You’ve all seen the news with unemployment rates skyrocketing. You might even be part of that figure.
You also might know first hand that small businesses are hurting as well. PPP loans are in the millions. Spending is down. You get the picture and I’m pretty sure you or someone you know is experiencing the loss of income.
If your income drops, your federal income tax rate for this year might be lower than what you expected just a short time ago. Maybe even way lower. A lower tax rate translates into a lower tax bill if you do a traditional IRA into a Roth IRA conversion this year.
Here’s what to watch out for. If your traditional IRA has a large balance — say, several hundred thousand dollars or more, such a conversion would trigger too much extra taxable income, and you could wind up paying federal income tax at rates of 32, 35, and 37 percent on a big chunk of that extra income.
Just keep in mind the income tax brackets and stay within the lower rates to keep your tax liability on the lower end. Don’t jump to the higher tax brackets because that won’t offer you the tax savings.
This might involve some planning.
You also might only convert some of your traditional IRA to a Roth IRA.
3. A lower IRA balance due = a lower conversion tax bill
Not long ago, the US stock market averages were at all-time highs.
Then the COVID-19 crisis happened, and we watched the averages drop big-time.

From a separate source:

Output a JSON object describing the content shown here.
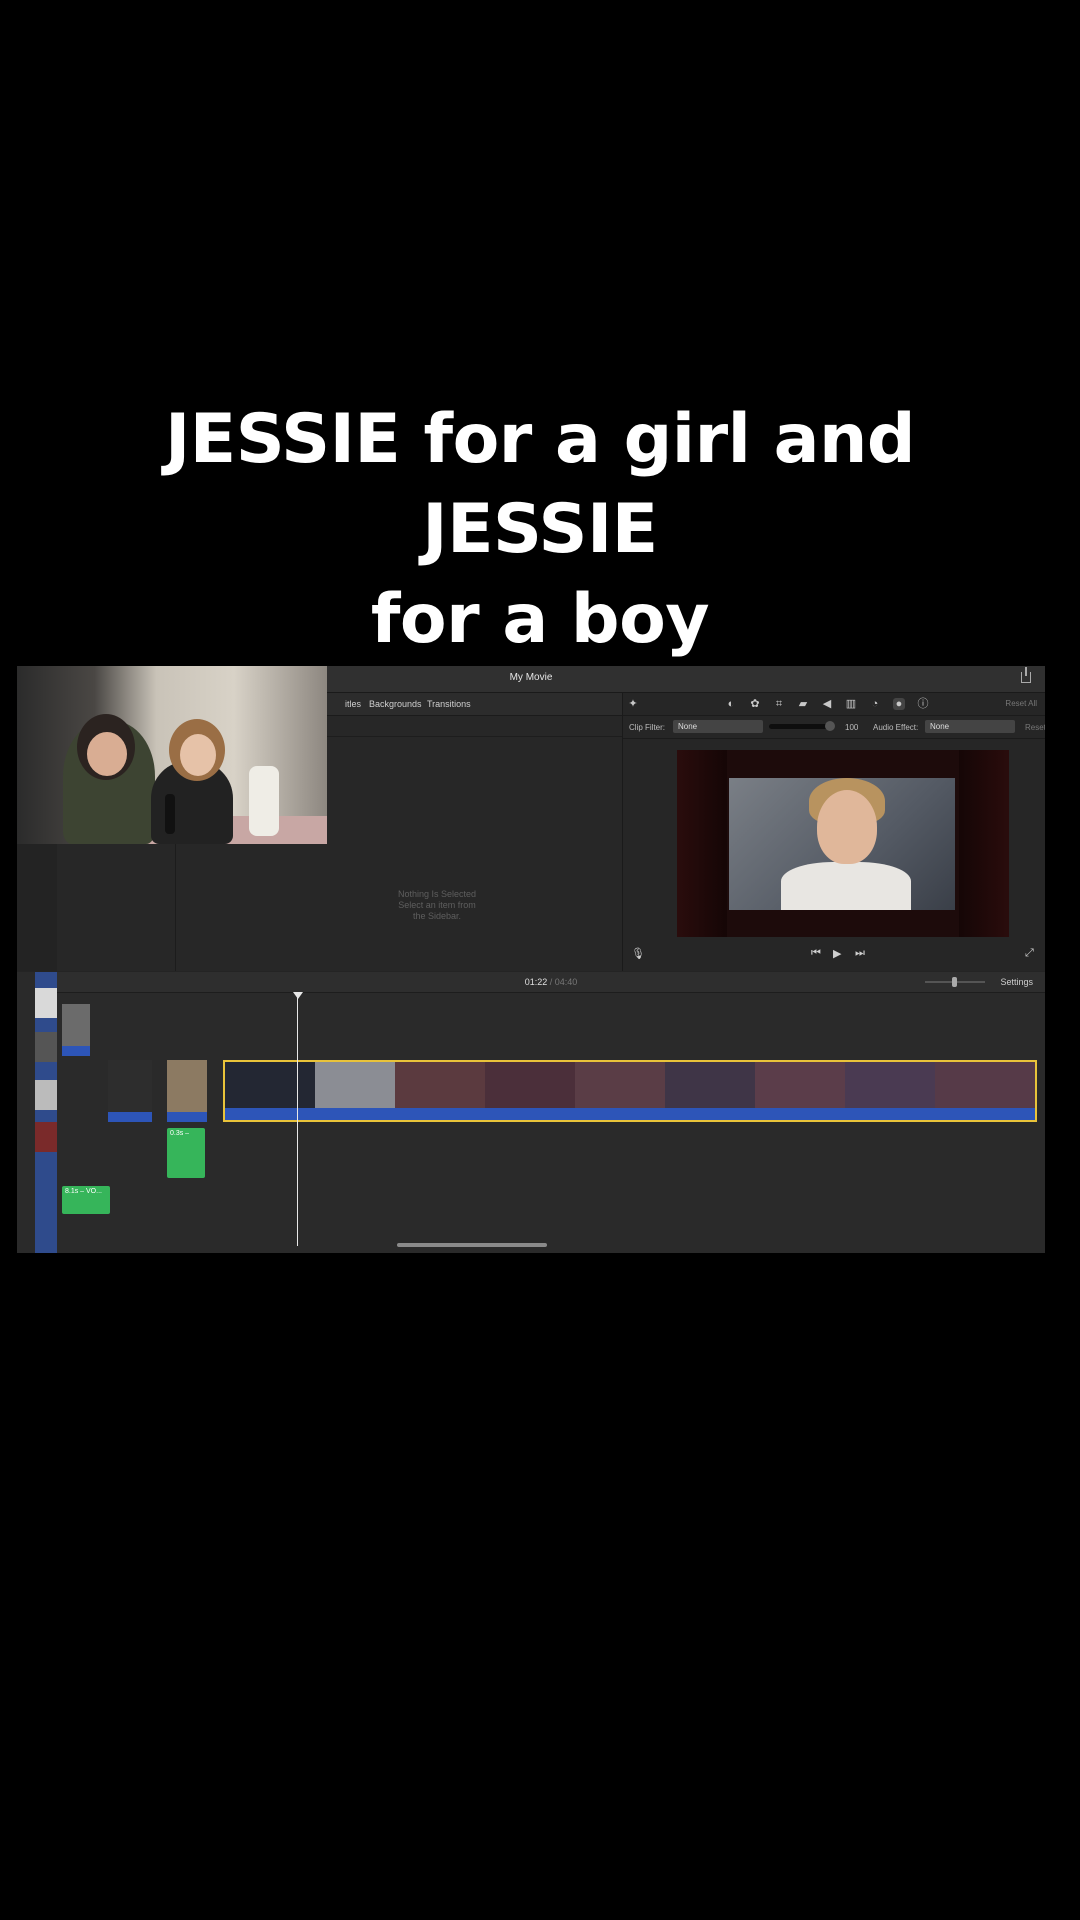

Depending on how the money in your traditional IRA was invested, your account might have taken a substantial hit. While nobody likes seeing their IRA balance drop substantially, a lower balance means a lower tax bill when and if you do a traditional IRA to Roth IRA conversion.
When the investments in your Roth account recover, you can eventually withdraw the increased value in the form of federal-income-tax-free qualified Roth IRA withdrawals.

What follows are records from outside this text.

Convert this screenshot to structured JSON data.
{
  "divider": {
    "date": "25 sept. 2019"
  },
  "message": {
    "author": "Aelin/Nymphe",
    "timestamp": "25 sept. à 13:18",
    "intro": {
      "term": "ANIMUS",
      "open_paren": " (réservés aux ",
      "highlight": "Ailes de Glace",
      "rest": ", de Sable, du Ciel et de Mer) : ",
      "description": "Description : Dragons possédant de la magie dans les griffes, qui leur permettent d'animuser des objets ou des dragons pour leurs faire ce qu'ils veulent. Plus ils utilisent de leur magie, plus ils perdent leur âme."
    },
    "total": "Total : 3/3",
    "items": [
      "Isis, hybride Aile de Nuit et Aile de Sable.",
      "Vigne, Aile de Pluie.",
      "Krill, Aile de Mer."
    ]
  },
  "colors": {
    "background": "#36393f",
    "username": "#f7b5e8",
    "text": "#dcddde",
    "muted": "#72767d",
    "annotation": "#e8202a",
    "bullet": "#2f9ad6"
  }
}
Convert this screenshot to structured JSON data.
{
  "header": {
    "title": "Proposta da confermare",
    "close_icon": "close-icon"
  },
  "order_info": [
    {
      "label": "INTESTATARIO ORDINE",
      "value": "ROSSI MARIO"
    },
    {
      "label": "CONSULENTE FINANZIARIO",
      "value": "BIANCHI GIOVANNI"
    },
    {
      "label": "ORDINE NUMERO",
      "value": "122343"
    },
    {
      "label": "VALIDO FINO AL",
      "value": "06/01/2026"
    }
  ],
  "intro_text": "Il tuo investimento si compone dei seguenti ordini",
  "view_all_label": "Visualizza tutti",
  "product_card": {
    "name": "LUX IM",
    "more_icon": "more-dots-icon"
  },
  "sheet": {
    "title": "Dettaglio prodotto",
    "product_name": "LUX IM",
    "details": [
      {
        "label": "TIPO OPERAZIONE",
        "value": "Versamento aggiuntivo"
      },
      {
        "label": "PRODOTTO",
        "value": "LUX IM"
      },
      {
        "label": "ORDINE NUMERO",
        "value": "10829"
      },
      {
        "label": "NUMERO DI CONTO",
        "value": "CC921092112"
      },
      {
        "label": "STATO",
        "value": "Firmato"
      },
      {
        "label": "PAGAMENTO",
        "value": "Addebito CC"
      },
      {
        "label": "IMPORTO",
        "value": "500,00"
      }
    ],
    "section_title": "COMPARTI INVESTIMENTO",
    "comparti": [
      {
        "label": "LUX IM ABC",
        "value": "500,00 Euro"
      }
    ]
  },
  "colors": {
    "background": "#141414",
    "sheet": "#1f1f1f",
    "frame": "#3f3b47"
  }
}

Yes to seeing tax free growth, right?
If you leave your Roth IRA to your heirs (spouse, children, friend, cousin), they can do the same thing.
In contrast, if you keep your money in a traditional IRA account, any value recovery and increase will be treated as high-taxed ordinary income when it is eventually withdrawn in retirement.

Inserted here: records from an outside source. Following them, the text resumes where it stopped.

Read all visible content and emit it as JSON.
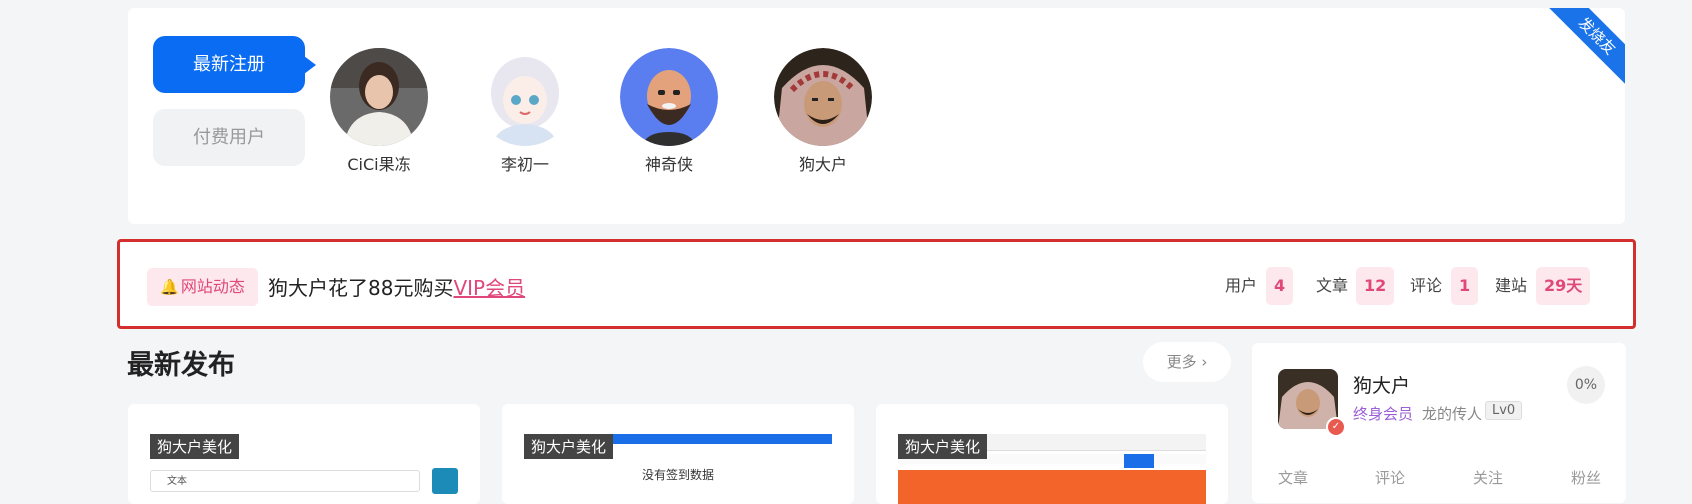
{
  "users_panel": {
    "ribbon": "发烧友",
    "tabs": [
      {
        "label": "最新注册",
        "active": true
      },
      {
        "label": "付费用户",
        "active": false
      }
    ],
    "users": [
      {
        "name": "CiCi果冻",
        "avatar": "portrait-photo"
      },
      {
        "name": "李初一",
        "avatar": "anime-girl"
      },
      {
        "name": "神奇侠",
        "avatar": "bald-bearded-cartoon"
      },
      {
        "name": "狗大户",
        "avatar": "headscarf-portrait"
      }
    ]
  },
  "news": {
    "badge_icon": "bell-icon",
    "badge": "网站动态",
    "text_prefix": "狗大户花了88元购买",
    "text_link": "VIP会员",
    "stats": [
      {
        "label": "用户",
        "value": "4"
      },
      {
        "label": "文章",
        "value": "12"
      },
      {
        "label": "评论",
        "value": "1"
      },
      {
        "label": "建站",
        "value": "29天"
      }
    ]
  },
  "latest": {
    "title": "最新发布",
    "more": "更多 ›",
    "posts": [
      {
        "tag": "狗大户美化"
      },
      {
        "tag": "狗大户美化"
      },
      {
        "tag": "狗大户美化"
      }
    ],
    "thumb_texts": {
      "select_value": "文本",
      "empty_signin": "没有签到数据"
    }
  },
  "profile": {
    "name": "狗大户",
    "vip": "终身会员",
    "title": "龙的传人",
    "level": "Lv0",
    "percent": "0%",
    "stats": [
      "文章",
      "评论",
      "关注",
      "粉丝"
    ]
  },
  "colors": {
    "accent": "#0a6cf2",
    "pink": "#e0487a",
    "highlight_border": "#d32f2f"
  }
}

As mentioned earlier, the current maximum federal income tax rate is “only” 37 percent. What will it be five years from now? 39.6%? 45%? 50%? 55%? Nobody knows, but we would bet it won’t be lower than 37%.
If you don’t believe me on this, check out this article from the IRS directly.
To Sum it Up
If you do a Roth IRA conversion this year, you will be taxed at today’s “low” rates on the extra income triggered by the conversion.
On the (far bigger) upside, you avoid the potential for higher future tax rates (maybe much higher) on all the post-conversion recovery and future income and gains that will accumulate in your new Roth account.
Remember. Qualified Roth IRA withdrawals taken after age 59½ are 100% federal-income-tax-free, as long as you’ve had at least one Roth IRA account open for more than five years when withdrawals are taken.
I urge you to do some tax planning for this though. Hire a tax professional to help you. You can possibly even talk with your financial advisor about the tax implications. If needed, take 2 years to do the full traditional IRA to Roth IRA conversion. You might only convert some of the traditional IRA to a Roth IRA. It all depends on your personal situation, savings on hand to pay any tax due, and what you’re personally comfortable with doing.
I also urge you not to use the funds from your IRA account to pay your tax bill. This means you’ll need to have a little extra cash on hand to pay the tax liability now. But remember, that tax liability should be way less than later.